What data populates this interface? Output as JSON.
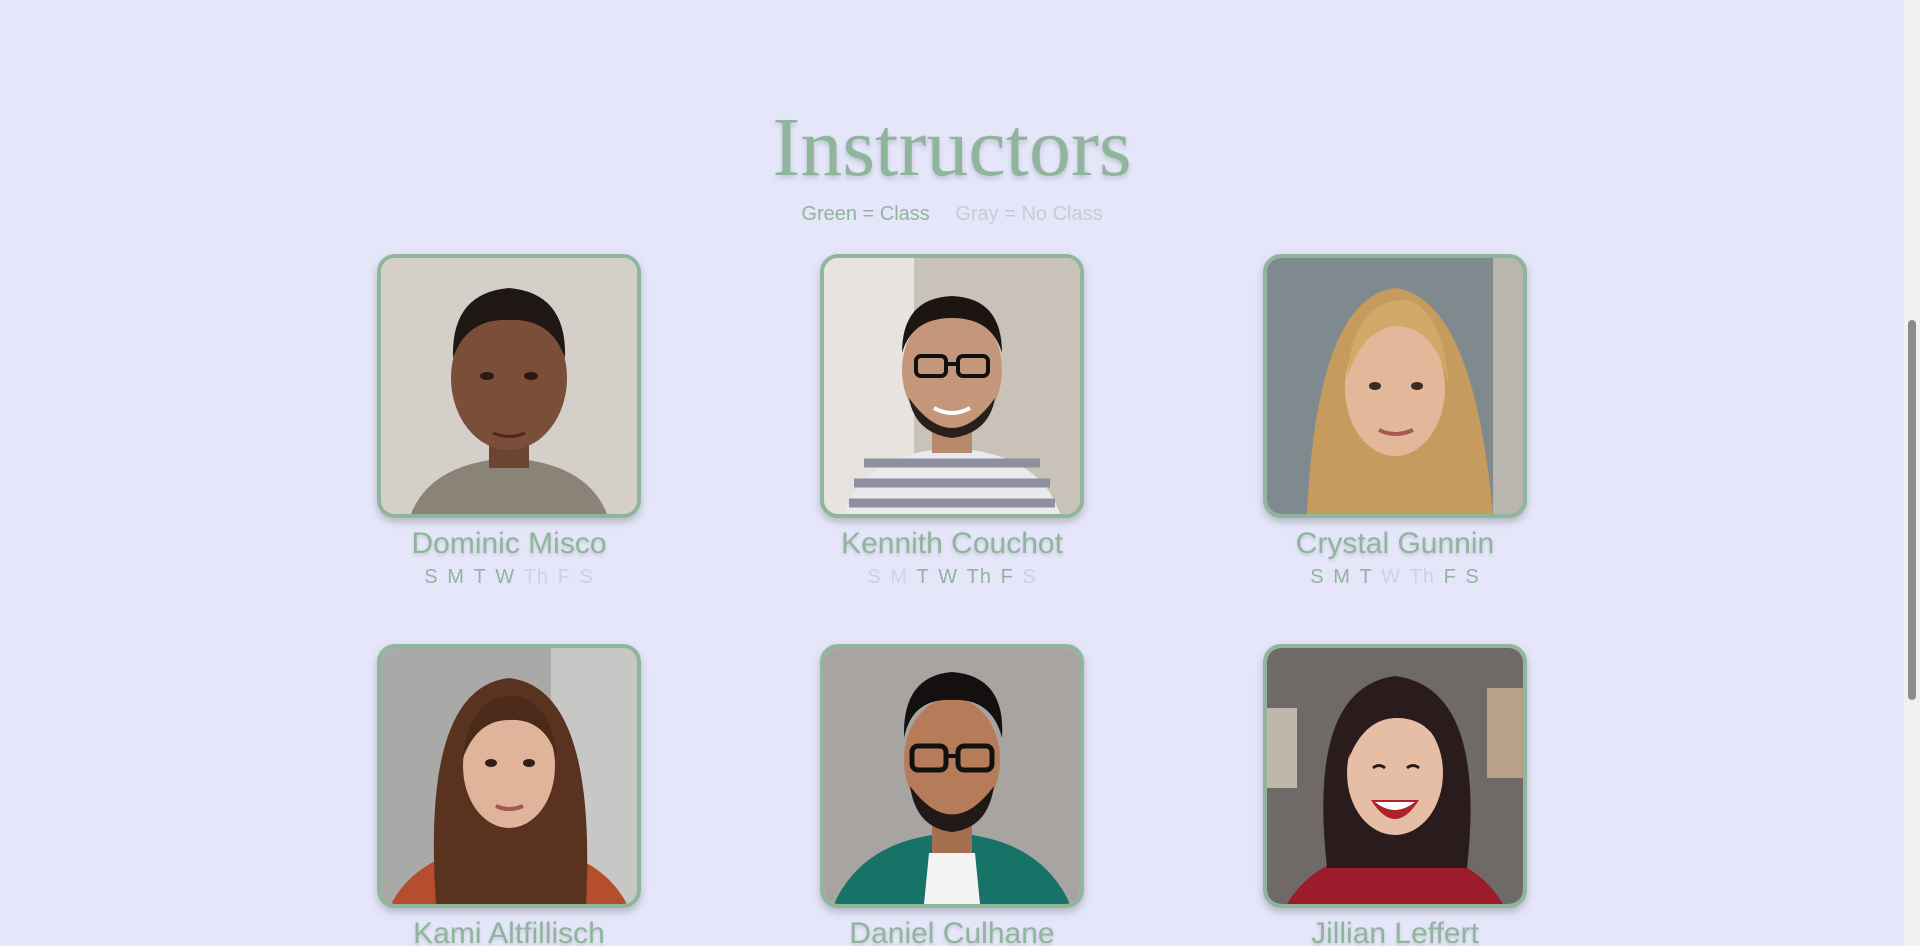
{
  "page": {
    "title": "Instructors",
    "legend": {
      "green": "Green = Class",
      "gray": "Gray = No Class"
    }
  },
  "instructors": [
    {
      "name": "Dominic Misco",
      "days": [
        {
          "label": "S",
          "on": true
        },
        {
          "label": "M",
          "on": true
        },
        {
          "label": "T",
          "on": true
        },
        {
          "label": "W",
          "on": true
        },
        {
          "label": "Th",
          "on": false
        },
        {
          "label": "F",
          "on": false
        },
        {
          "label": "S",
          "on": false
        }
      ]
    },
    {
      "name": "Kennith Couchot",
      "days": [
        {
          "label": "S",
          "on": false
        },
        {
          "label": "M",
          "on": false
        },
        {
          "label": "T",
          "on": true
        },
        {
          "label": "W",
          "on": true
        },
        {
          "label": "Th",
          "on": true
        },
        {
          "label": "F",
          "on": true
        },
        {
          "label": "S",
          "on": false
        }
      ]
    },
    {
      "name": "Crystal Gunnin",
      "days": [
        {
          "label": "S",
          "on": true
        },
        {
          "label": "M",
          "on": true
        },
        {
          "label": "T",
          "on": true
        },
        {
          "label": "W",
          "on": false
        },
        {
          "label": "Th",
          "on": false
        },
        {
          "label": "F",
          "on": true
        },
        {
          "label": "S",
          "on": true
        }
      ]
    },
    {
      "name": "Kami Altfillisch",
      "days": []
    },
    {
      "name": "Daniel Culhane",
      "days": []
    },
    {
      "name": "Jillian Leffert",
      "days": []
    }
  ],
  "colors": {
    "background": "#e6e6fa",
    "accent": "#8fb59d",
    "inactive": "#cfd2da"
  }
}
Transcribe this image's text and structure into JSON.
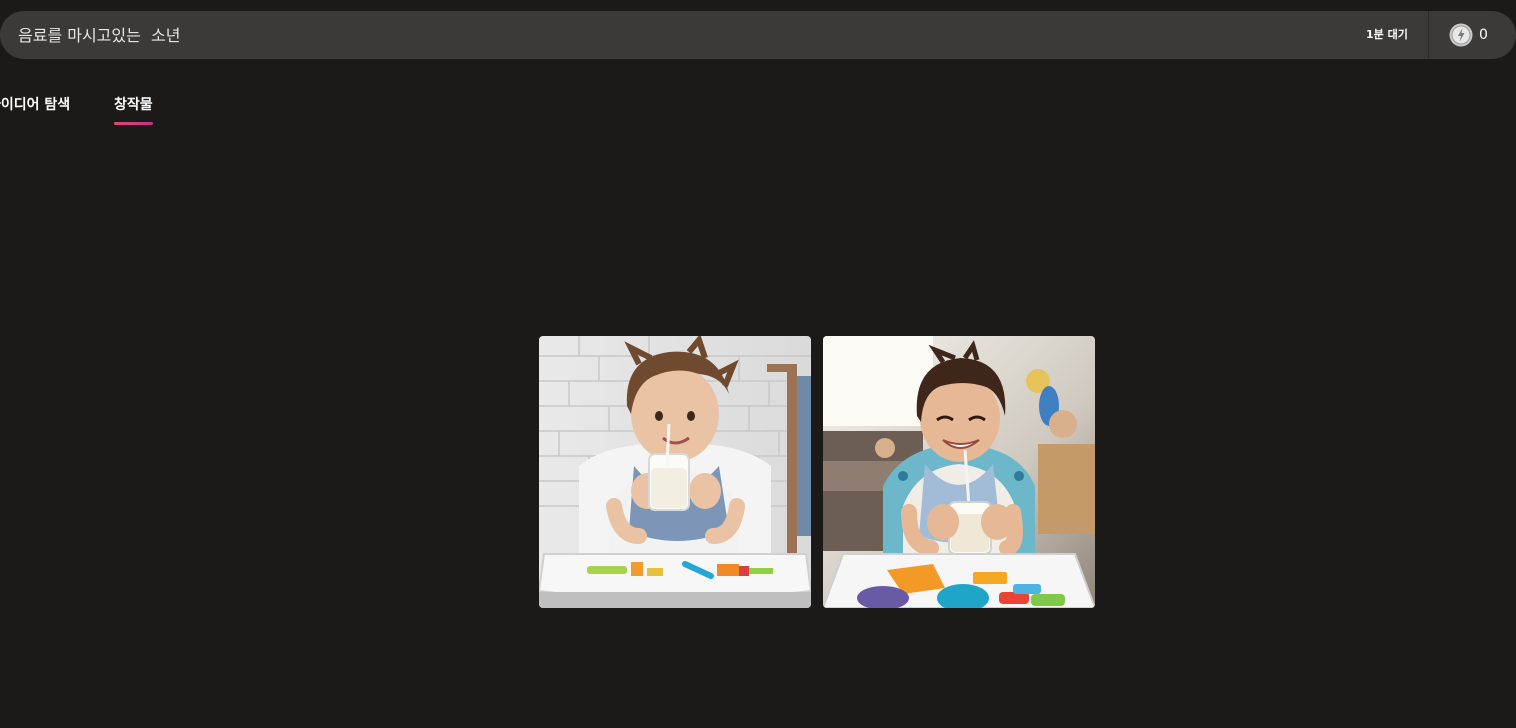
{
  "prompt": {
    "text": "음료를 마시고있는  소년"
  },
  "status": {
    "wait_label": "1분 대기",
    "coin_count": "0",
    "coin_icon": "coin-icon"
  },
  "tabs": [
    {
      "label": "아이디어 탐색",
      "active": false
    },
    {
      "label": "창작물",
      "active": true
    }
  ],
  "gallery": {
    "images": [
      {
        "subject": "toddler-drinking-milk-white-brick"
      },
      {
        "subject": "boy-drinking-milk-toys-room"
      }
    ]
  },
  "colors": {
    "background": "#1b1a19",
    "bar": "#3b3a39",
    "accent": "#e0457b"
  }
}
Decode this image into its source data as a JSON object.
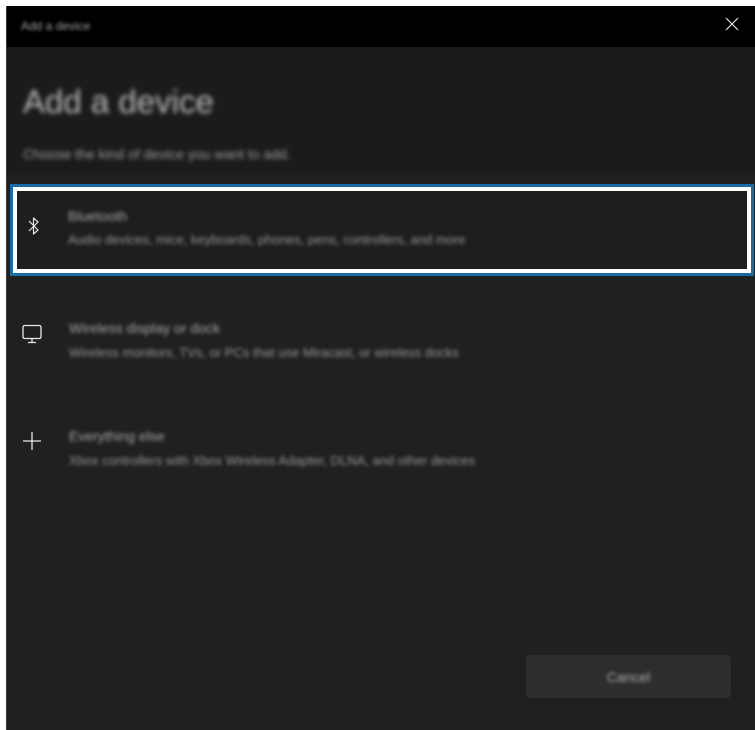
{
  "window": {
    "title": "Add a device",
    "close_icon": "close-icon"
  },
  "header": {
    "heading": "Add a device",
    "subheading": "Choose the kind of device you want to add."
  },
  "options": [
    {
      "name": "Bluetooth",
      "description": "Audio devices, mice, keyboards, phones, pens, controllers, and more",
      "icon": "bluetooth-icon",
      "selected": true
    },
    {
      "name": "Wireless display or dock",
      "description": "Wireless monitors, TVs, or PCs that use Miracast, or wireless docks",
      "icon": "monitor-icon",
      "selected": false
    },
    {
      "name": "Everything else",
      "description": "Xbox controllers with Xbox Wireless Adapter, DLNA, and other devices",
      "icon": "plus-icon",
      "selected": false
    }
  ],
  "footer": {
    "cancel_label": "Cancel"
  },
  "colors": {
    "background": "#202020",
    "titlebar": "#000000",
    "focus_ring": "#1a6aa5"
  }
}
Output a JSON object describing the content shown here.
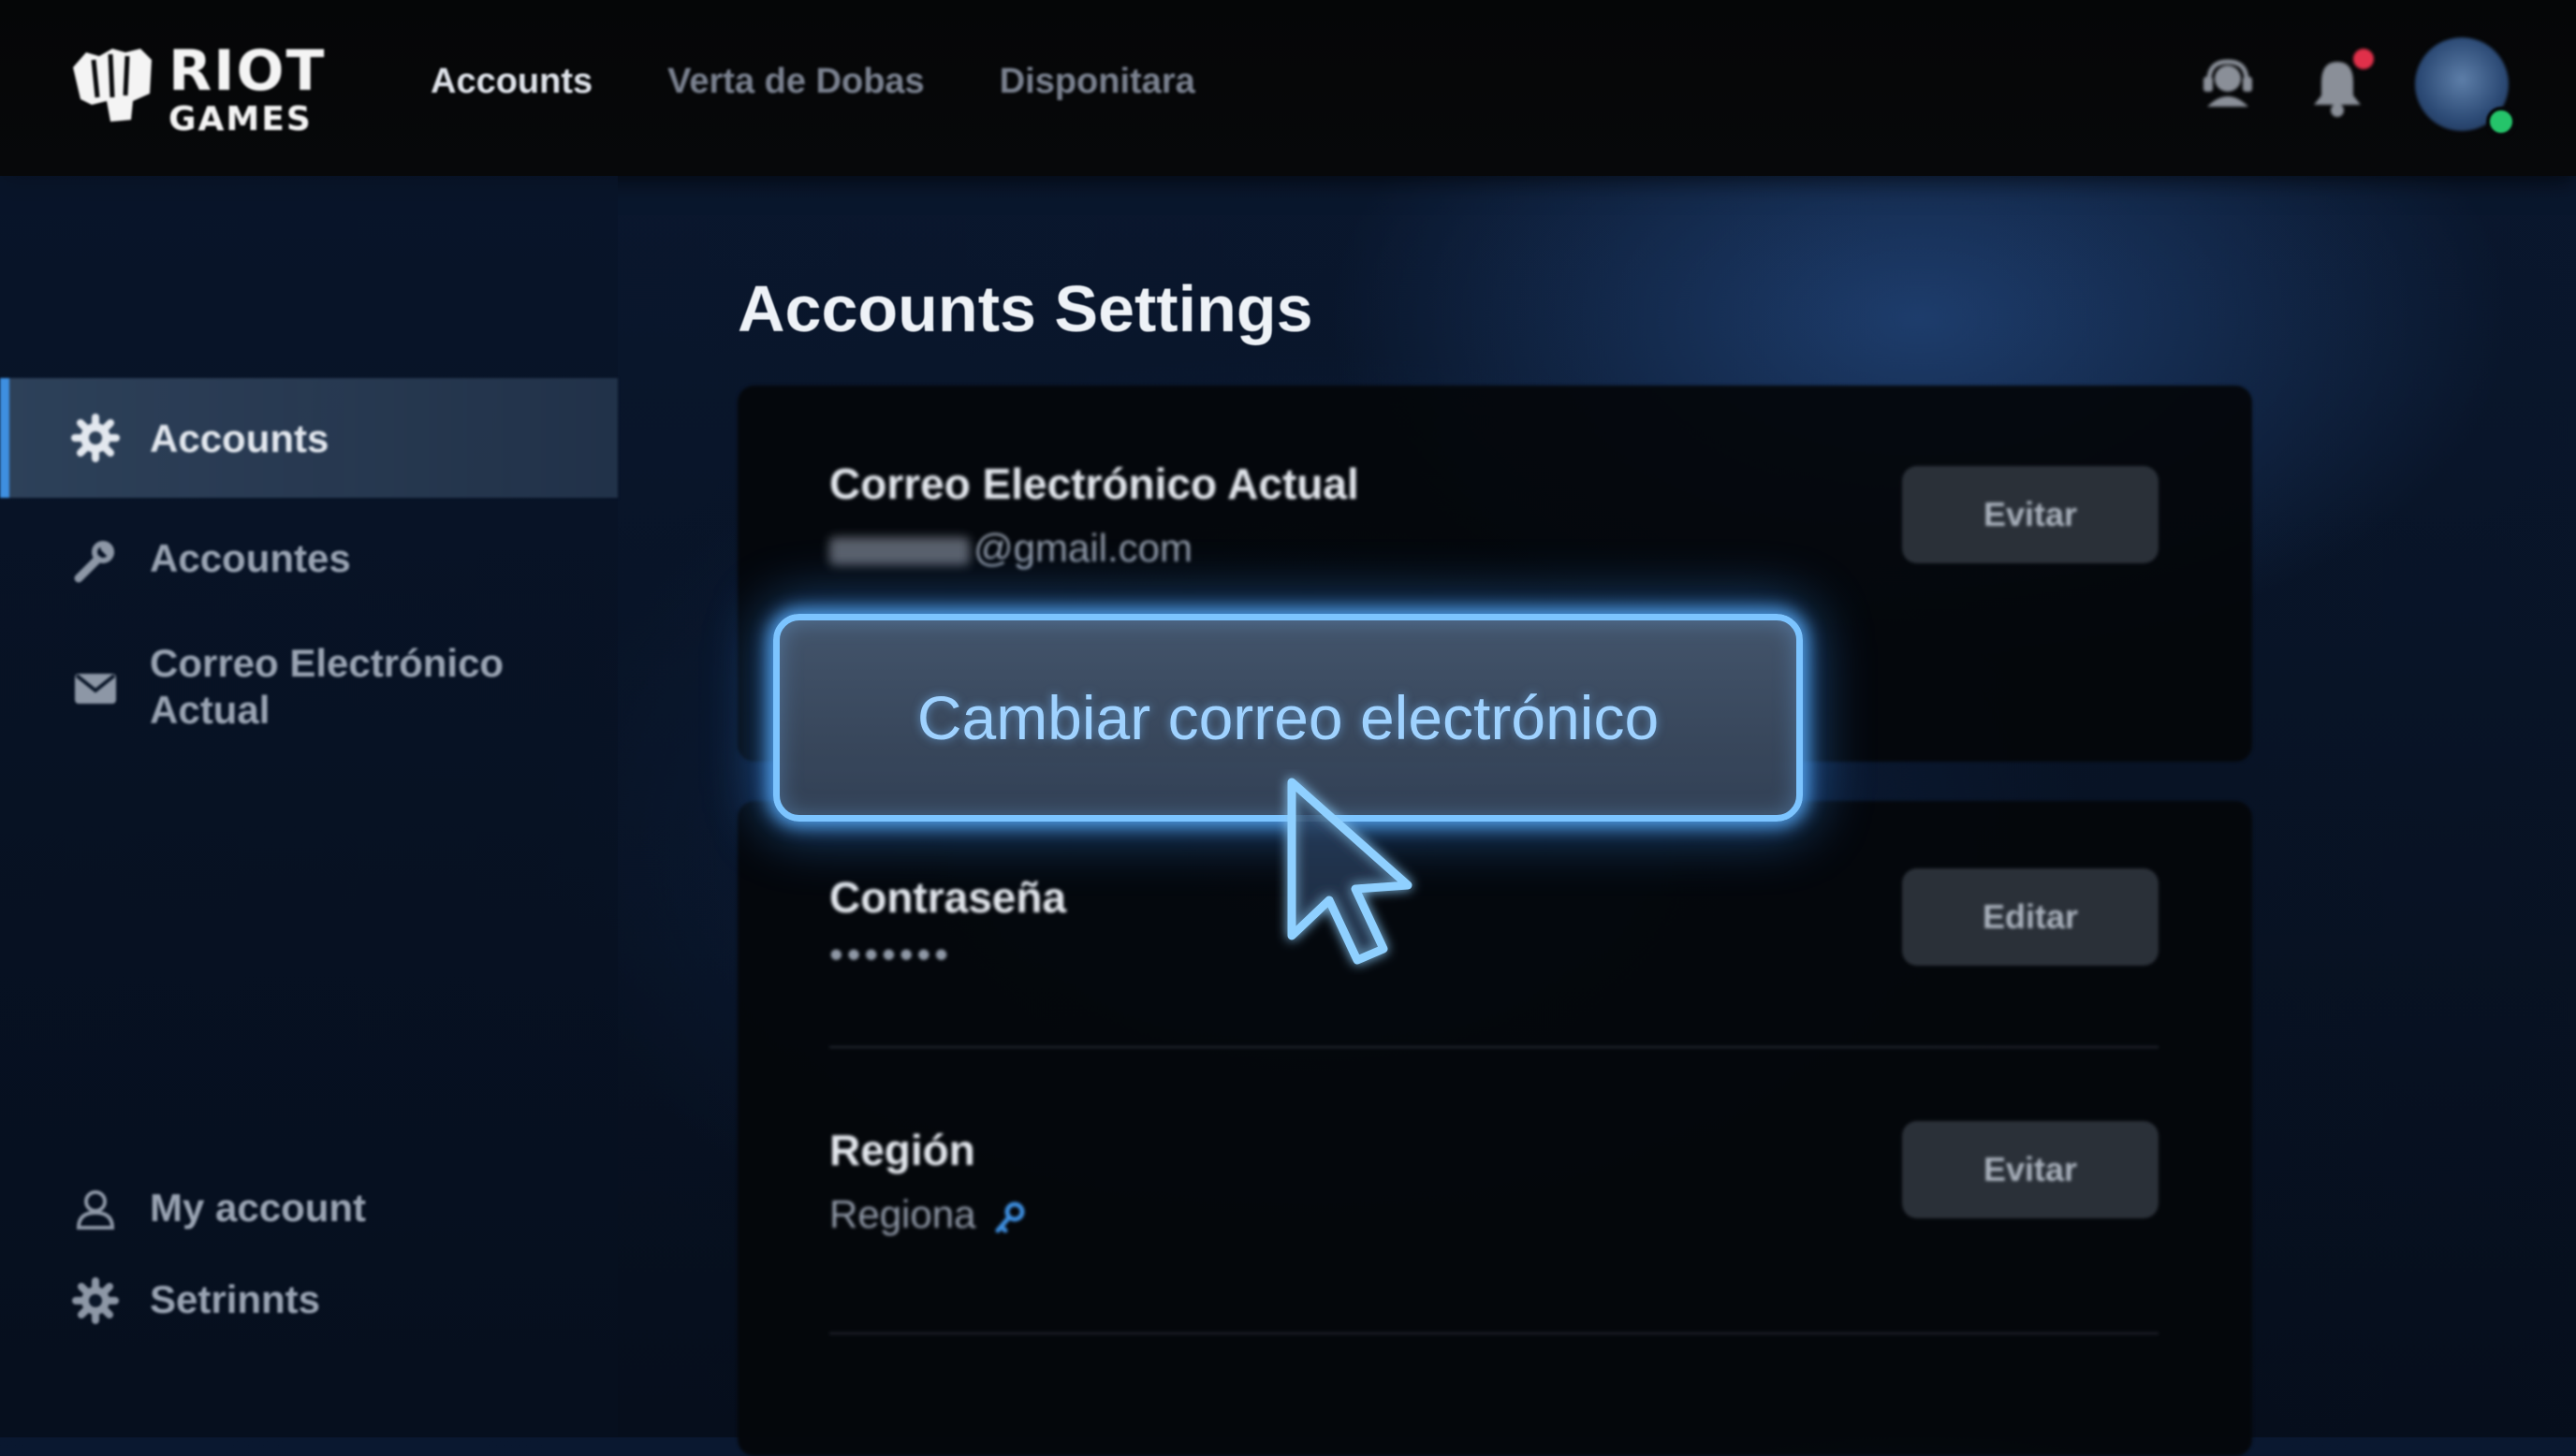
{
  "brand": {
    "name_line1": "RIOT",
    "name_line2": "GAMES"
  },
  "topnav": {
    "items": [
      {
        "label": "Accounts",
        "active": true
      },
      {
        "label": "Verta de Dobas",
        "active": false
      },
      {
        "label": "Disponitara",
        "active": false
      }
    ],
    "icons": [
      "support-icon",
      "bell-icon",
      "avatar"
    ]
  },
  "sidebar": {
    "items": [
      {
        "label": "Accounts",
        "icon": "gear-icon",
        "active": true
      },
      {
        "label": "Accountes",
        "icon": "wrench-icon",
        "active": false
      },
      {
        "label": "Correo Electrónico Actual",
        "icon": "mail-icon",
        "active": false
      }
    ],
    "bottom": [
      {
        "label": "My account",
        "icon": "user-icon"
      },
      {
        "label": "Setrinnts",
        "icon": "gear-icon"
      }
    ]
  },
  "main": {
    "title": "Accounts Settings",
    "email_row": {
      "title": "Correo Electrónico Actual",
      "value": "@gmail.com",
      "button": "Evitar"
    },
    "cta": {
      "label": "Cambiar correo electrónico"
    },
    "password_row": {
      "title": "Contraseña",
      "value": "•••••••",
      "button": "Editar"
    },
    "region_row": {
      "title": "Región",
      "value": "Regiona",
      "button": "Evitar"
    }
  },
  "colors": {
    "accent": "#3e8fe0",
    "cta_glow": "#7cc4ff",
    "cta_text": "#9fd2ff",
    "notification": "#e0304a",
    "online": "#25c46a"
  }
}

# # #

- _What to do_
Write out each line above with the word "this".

- _Solution to the problem_
What data populates this interface? Output as JSON.
Transcribe this image's text and structure into JSON.
Decode this image into its source data as a JSON object.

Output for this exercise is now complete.